---------- Records supplied
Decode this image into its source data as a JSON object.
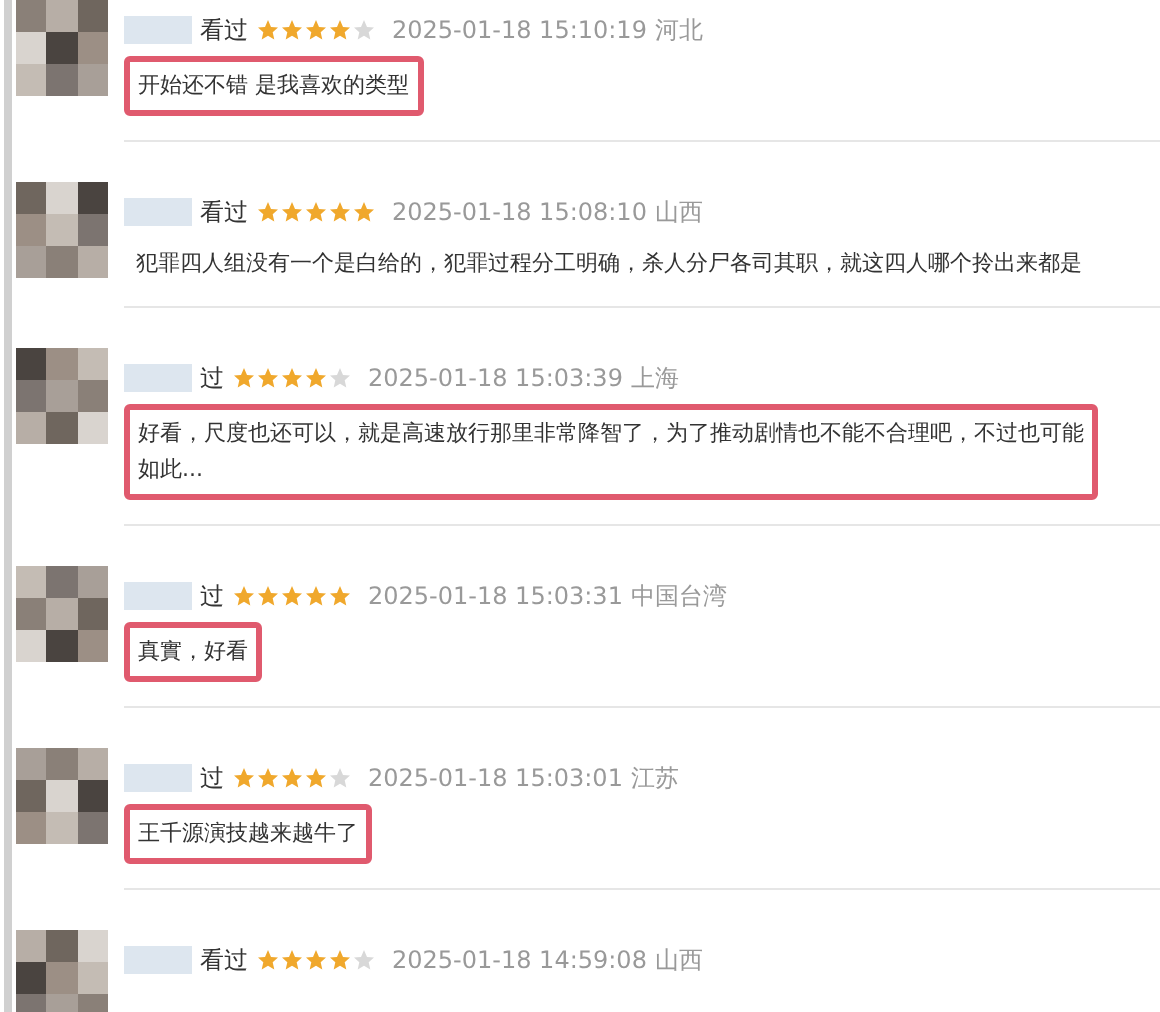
{
  "reviews": [
    {
      "label": "看过",
      "stars": 4,
      "time": "2025-01-18 15:10:19",
      "region": "河北",
      "lines": [
        "开始还不错 是我喜欢的类型"
      ],
      "highlighted": true
    },
    {
      "label": "看过",
      "stars": 5,
      "time": "2025-01-18 15:08:10",
      "region": "山西",
      "lines": [
        "犯罪四人组没有一个是白给的，犯罪过程分工明确，杀人分尸各司其职，就这四人哪个拎出来都是"
      ],
      "highlighted": false
    },
    {
      "label": "过",
      "stars": 4,
      "time": "2025-01-18 15:03:39",
      "region": "上海",
      "lines": [
        "好看，尺度也还可以，就是高速放行那里非常降智了，为了推动剧情也不能不合理吧，不过也可能",
        "如此..."
      ],
      "highlighted": true
    },
    {
      "label": "过",
      "stars": 5,
      "time": "2025-01-18 15:03:31",
      "region": "中国台湾",
      "lines": [
        "真實，好看"
      ],
      "highlighted": true
    },
    {
      "label": "过",
      "stars": 4,
      "time": "2025-01-18 15:03:01",
      "region": "江苏",
      "lines": [
        "王千源演技越来越牛了"
      ],
      "highlighted": true
    },
    {
      "label": "看过",
      "stars": 4,
      "time": "2025-01-18 14:59:08",
      "region": "山西"
    }
  ]
}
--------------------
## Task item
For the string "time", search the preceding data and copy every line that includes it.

## Response to this task
      "time": "2025-01-18 15:10:19",
      "time": "2025-01-18 15:08:10",
      "time": "2025-01-18 15:03:39",
      "time": "2025-01-18 15:03:31",
      "time": "2025-01-18 15:03:01",
      "time": "2025-01-18 14:59:08",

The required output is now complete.